Income Approach
The main concept of this approach is to determine value based on economic income that the IP asset is expected to generate, adjusted to its present day value. This is a useful method when IP assets generate stable or predictable cash flows. However, it may be subject to many assumptions and distant cash flows and discount rates have to be estimated.
The Malaysian IP Valuation Model (“IPVM”) is said to be consistent with the recommendations of internationally accepted standards, including the International Financial Reporting Standards (IFRS), International Valuation Standards (IVS) and International Organisation for Standardisation (ISO). Additionally, the IPVM generally follows a relatively cautious approach to provide a conservative view of IP value, which is better aligned with the needs of the financial sector.

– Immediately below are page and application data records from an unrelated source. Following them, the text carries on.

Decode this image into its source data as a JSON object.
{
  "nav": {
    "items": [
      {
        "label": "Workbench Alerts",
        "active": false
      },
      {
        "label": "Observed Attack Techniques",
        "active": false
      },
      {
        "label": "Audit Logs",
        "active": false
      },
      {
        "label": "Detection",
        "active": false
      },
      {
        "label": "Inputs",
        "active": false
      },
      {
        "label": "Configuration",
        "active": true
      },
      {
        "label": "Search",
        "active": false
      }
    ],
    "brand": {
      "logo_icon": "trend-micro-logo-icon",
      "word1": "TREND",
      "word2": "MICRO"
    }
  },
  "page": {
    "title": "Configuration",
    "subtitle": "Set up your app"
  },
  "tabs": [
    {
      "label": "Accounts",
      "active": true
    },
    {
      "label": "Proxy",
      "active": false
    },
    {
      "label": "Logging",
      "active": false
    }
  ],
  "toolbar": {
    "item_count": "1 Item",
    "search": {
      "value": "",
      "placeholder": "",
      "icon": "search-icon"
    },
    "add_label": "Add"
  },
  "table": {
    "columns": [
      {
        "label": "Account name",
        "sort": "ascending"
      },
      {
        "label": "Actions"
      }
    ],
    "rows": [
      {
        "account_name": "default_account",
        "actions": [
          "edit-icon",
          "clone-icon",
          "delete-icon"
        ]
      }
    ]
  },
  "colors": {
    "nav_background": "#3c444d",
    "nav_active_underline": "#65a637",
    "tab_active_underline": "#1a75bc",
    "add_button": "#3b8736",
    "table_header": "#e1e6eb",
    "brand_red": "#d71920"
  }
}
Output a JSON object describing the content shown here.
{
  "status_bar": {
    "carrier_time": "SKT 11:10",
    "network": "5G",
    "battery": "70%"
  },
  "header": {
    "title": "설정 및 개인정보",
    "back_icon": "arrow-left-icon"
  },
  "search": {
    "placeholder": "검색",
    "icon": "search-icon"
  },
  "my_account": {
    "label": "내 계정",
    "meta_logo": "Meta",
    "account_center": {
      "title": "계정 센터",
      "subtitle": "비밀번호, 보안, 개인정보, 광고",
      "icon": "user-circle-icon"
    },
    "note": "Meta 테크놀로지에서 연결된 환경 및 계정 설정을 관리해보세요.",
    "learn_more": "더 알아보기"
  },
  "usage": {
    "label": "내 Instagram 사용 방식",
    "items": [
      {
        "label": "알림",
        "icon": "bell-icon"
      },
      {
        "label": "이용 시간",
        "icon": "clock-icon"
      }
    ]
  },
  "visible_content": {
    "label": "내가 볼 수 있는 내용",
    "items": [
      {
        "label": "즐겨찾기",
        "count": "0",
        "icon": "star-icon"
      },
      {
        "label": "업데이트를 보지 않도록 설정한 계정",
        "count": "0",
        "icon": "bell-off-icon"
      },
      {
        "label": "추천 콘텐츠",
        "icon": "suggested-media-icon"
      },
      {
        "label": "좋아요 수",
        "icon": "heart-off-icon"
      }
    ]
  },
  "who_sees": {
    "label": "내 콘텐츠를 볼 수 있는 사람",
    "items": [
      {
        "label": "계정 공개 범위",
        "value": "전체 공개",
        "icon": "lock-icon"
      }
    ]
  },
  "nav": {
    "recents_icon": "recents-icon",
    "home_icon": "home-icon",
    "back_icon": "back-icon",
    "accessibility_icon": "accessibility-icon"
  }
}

The generally accepted method and the one that has been selected for the IPVM is the income method, or specifically, the valuation on a relief-from-royalty (“RFR”) basis. The mechanics of the RFR approach operates by calculating how much an IP owner is relieved from paying royalties by virtue of owning its IP, assuming a traditional licence agreement is in place. Future IP earnings (sales x royalty rate) are discounted to reflect the time value and risk attached to those future cash flows and tax is deducted. However, as the RFR approach utilises discounted cash flow methodology, it requires an understanding of the future cash projections, comparative applicable royalty rates, hurdle rates (that are normally expressed via rates calculated from the weighted average cost of capital), terminal growth values and the prevailing taxation rate.
As a result, MyIPO has acknowledged that by nature, the RFR approach is conservative (although it provides a reasonable view on IP value), as the royalty rate on which it is based does not necessarily incorporate full value transfer to the licensor. It can be shown that as a result of the negotiation process, in reality the licensee regularly retains a percentage of the economic benefit resulting from use of the asset.
It is also noteworthy that the IPVM comes with a proposed, standardised reporting format that outlines not only the valuation approach and method but also detailed descriptions of the business, in order to provide a complete picture of the valuation undertaken.
To ensure that IPR owners get fair value for their IP assets, the government has allocated a budget of RM19 million for IP valuation training programmes to local intellectual property valuers. Towards this end, MyIPO successfully conducted Malaysia’s first ever IP Valuation Training Programme in May 2013, in collaboration with IP valuation experts from Switzerland’s University of Bern’s World Trade Institute.
In line with this, MyIPO in cooperation with the Ministry of Finance and the Ministry of Domestic Trade, Cooperatives and Consumerism has also been hosting the biennial Global IP Valuation Conference in Kuala Lumpur. The purpose of the global event is to bring together key industry players, influencers, stakeholders and policymakers to share their best practices and experience in creating and extracting value from IP assets, as well as to discuss the growing interest in transforming IP assets into an alternative form of collateral.
MyIPO has indicated that the key for acceptance of IP as collateral boils down to its acceptance by financial institutions. It has suggested that it is useful to have in place an established and agreed IPVM in order to achieve this. It must be noted that the agreed approaches or techniques of valuation will depend on the financier’s assessment criteria. When both the assessment criteria and approaches are reviewed hand-in-hand, more credible IP valuations can be obtained. The success of the Malaysian IPVM will require a shift in the mindset and outlook as well as the support and commitment from the financial sector and the IP community.